First of all, there are times that I’ve definitely been too trigger-happy from long range. A good three-point rating alone is no guarantee for success, especially as the games have become more sophisticated. I’ve definitely had moments where the thought of “I need a three, and he’s a good three-point shooter” or “That’s a good look, I’ll take it” when it probably wasn’t, has been a factor in shooting a lower percentage from distance. While it’s hardly unheard of for a player with the green light to shoot to occasionally go 1/10 from downtown – have you seen some of Kobe Bryant’s games this season? – in my case, when that happens, chances are they weren’t all good looks. Too many heat checks when it was painfully clear that I was ice cold.
It’s all too easy to ignore the midrange game in basketball video games. The three-point shot is alluring, because of the extra point. Getting inside for dunks and layups is a sound strategy, because those are higher percentage attempts, and less risky when you need to put points up on the board. Therefore, the temptation is to either get a shot at the rim, or take the three. I know I’m definitely guilty of doing that at the expense of a sensible midrange jumper, and while pounding the ball inside works out a little better, it doesn’t do much for your three-point shooting.
Another big factor is a habit that I formed a long time ago, in my early days of playing sim-oriented basketball games. Because the technology was more primitive, some of those old games registered a player as having a foot on the three-point line if part of the player indicator overlapped it, even if his feet themselves were clearly outside the arc. This meant you had to be really sure that you were behind the line before you took a three, and over the years, I’d say that I’ve come to overcompensate accordingly. Even if they’re open shots, you’re not setting yourself up for quality attempts when you’re consistently too far behind the arc.

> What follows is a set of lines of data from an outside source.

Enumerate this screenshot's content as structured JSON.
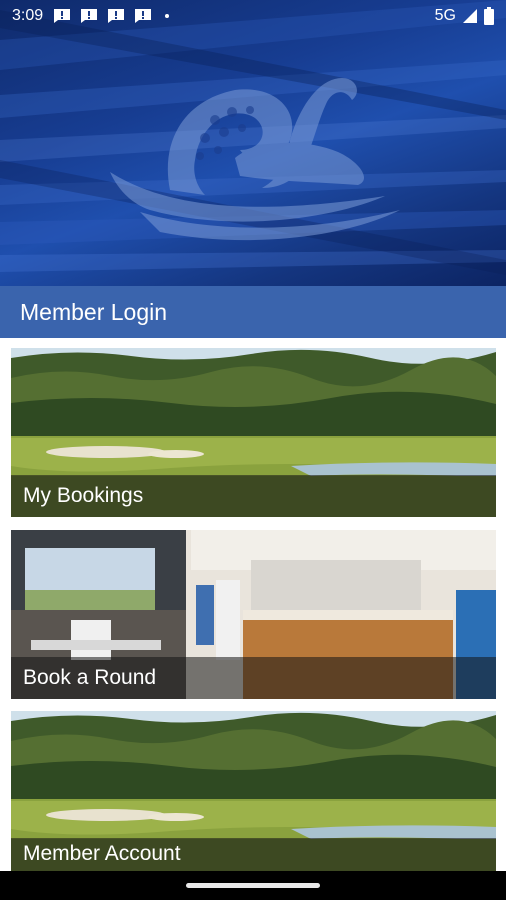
{
  "status_bar": {
    "time": "3:09",
    "network": "5G",
    "icons": [
      "message-icon",
      "message-icon",
      "message-icon",
      "message-icon",
      "dot-icon",
      "signal-icon",
      "battery-icon"
    ]
  },
  "header": {
    "logo": "swan-golf-ball-logo",
    "title": "Member Login"
  },
  "cards": [
    {
      "label": "My Bookings",
      "image": "golf course with trees and bunkers"
    },
    {
      "label": "Book a Round",
      "image": "clubhouse bar with patrons"
    },
    {
      "label": "Member Account",
      "image": "golf course with trees and bunkers"
    }
  ],
  "colors": {
    "header_gradient_dark": "#0f2a6b",
    "header_gradient_light": "#1f4fae",
    "title_band": "#3a64ad",
    "caption_overlay": "rgba(20,20,20,0.55)"
  }
}
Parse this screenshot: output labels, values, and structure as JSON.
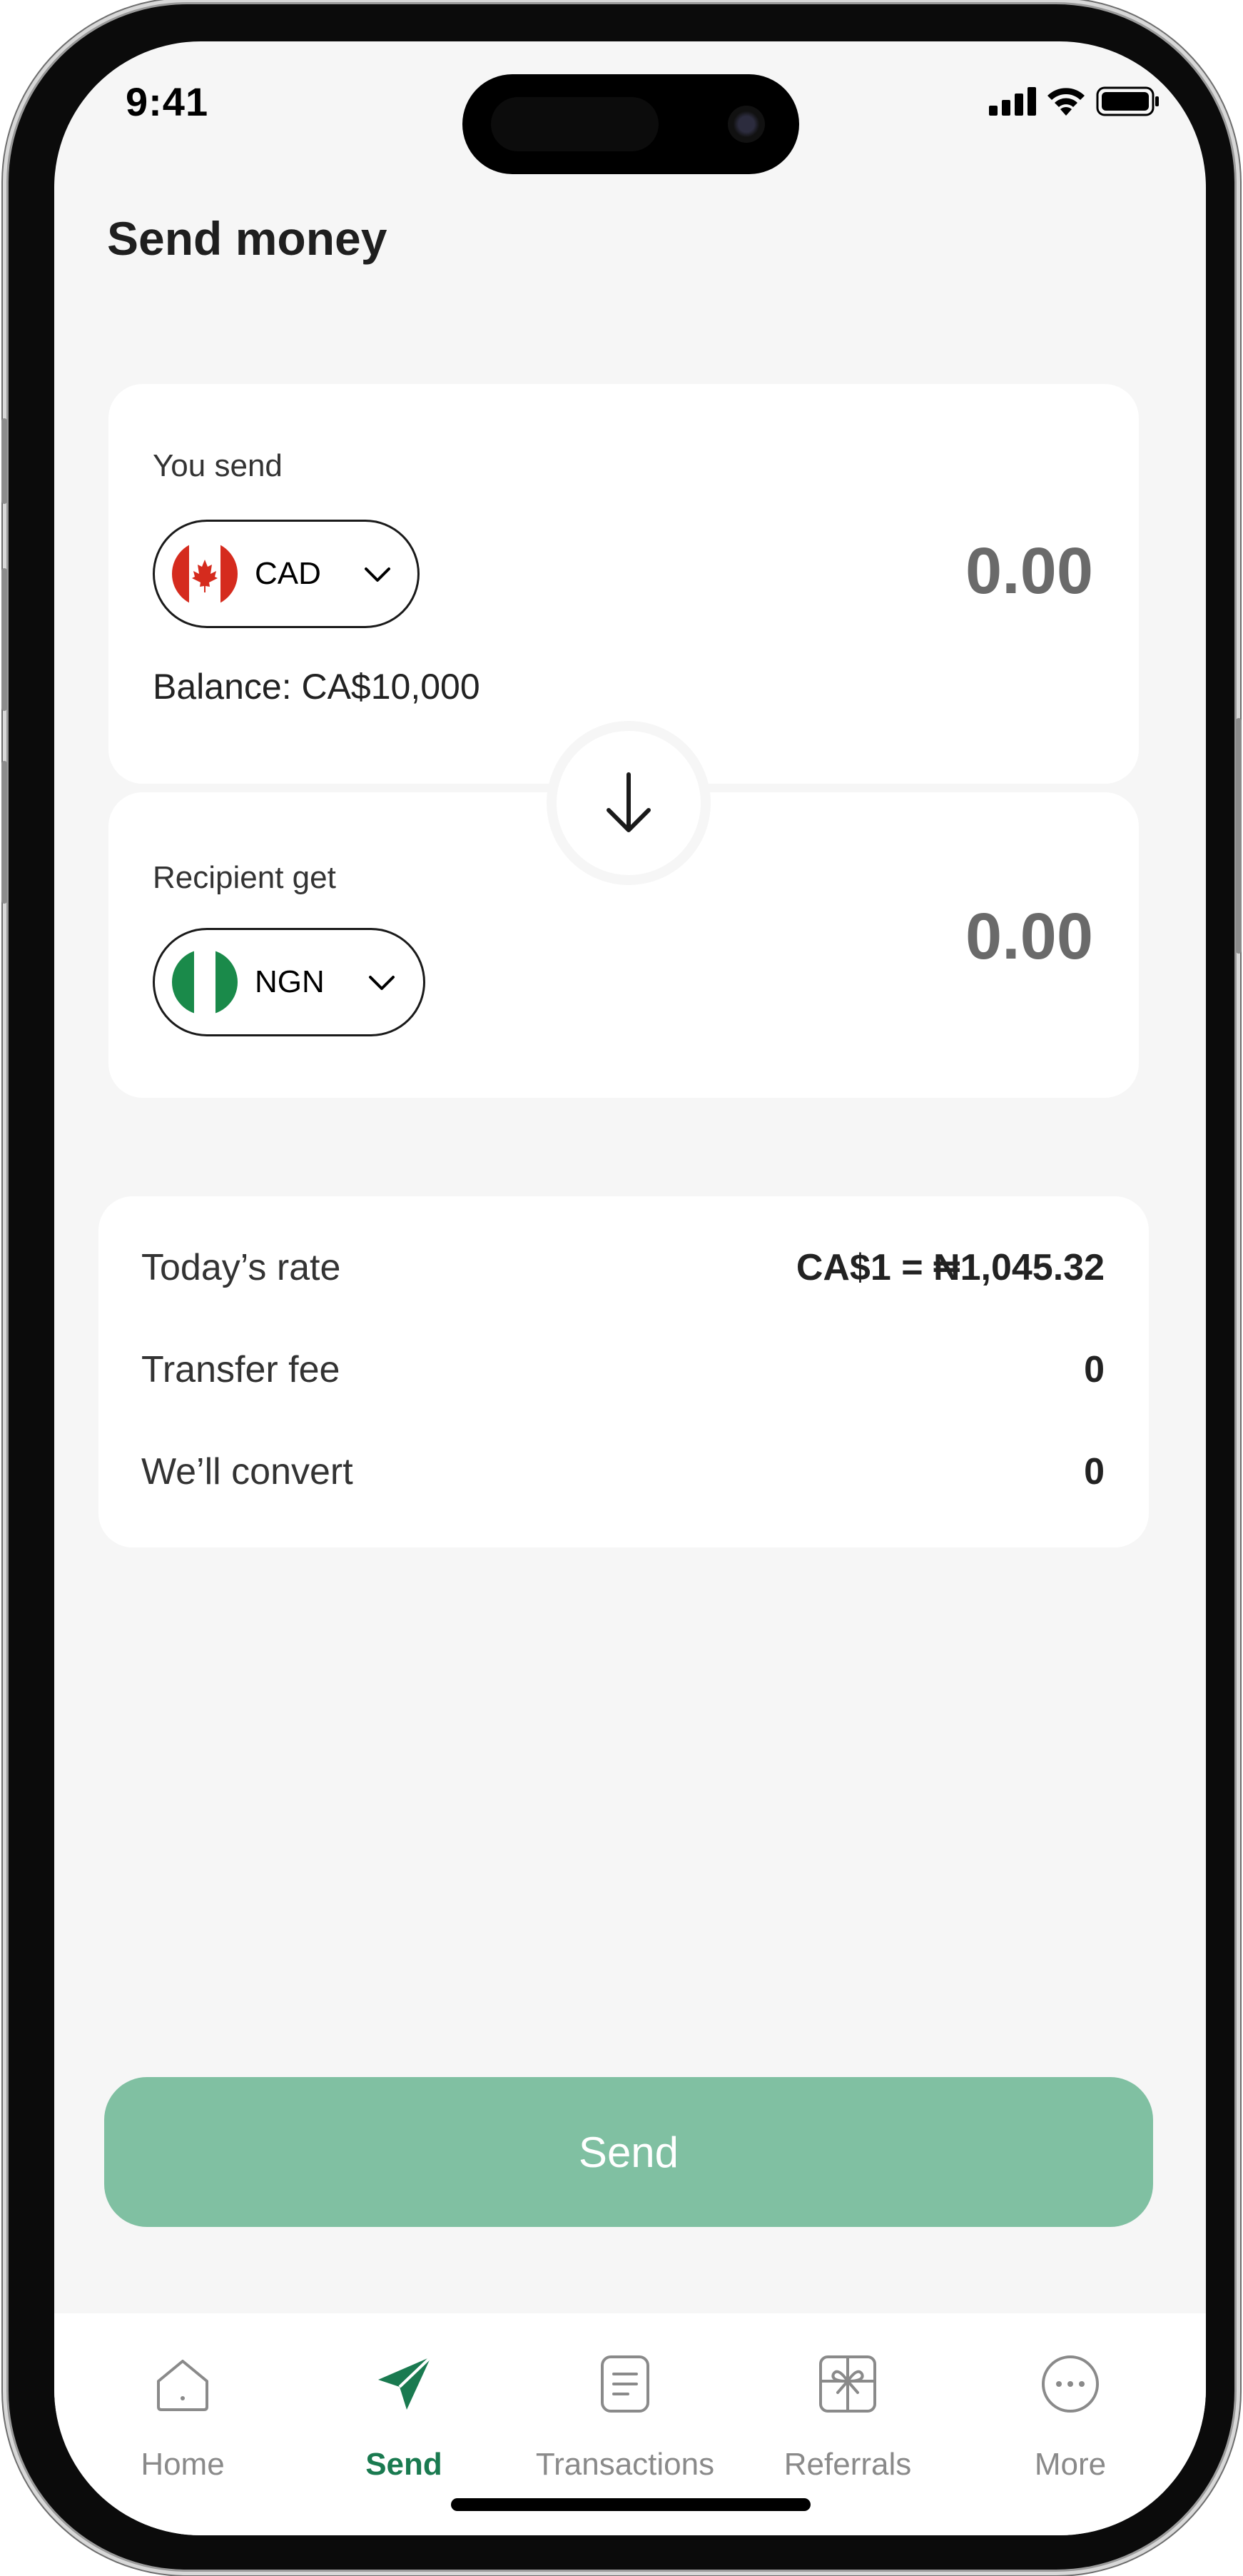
{
  "status_bar": {
    "time": "9:41"
  },
  "header": {
    "title": "Send money"
  },
  "send_card": {
    "label": "You send",
    "currency": "CAD",
    "amount": "0.00",
    "balance": "Balance: CA$10,000"
  },
  "receive_card": {
    "label": "Recipient get",
    "currency": "NGN",
    "amount": "0.00"
  },
  "rates": {
    "rows": [
      {
        "label": "Today’s rate",
        "value": "CA$1 = ₦1,045.32"
      },
      {
        "label": "Transfer fee",
        "value": "0"
      },
      {
        "label": "We’ll convert",
        "value": "0"
      }
    ]
  },
  "actions": {
    "send_label": "Send"
  },
  "tabbar": {
    "items": [
      {
        "label": "Home",
        "icon": "home-icon"
      },
      {
        "label": "Send",
        "icon": "send-icon",
        "active": true
      },
      {
        "label": "Transactions",
        "icon": "document-icon"
      },
      {
        "label": "Referrals",
        "icon": "gift-icon"
      },
      {
        "label": "More",
        "icon": "more-icon"
      }
    ]
  },
  "colors": {
    "accent": "#1a7a50",
    "send_button": "#80c0a2",
    "background": "#f6f6f6",
    "card": "#ffffff"
  }
}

I’m a big fan of the shot feedback we get in both NBA Live and NBA 2K, in terms of the quality of the attempt, the timing of the release, and other factors that affect the chances of success. I have a feeling that I didn’t take enough of those factors into account in older games, and at times probably thought that I was a lot more open than I really was. I’ve also considered that perhaps I never mastered the timing on the shot release as much as I thought I did. The release window is less forgiving from three-point range – as it should be – and I probably relied on superstitions and placebos more than properly nailing down the timing. You know, pump-faking before shooting, shooting from the same spot because you hit from there before…that sort of thing.
Shooting controls and feedback have definitely improved in recent times, and it’s not only benefitted the three-point game, but the offensive game in general. In that respect, less sophisticated controls and shooting logic probably did play some role in my past struggles. If I’m not alone in laying a few too many bricks from downtown, then I’ll say with more confidence that it wasn’t just me. However, I know that my decisions and skills on the sticks, buttons, and keys over the years have definitely contributed, even if it wasn’t entirely my doing.
When it comes down to it, perhaps I’m the Josh Smith of basketball gamers. I love taking threes, but really shouldn’t attempt so many of them. Unless it’s NBA Jam, of course. In that case, it doesn’t even matter if it’s Yinka Dare…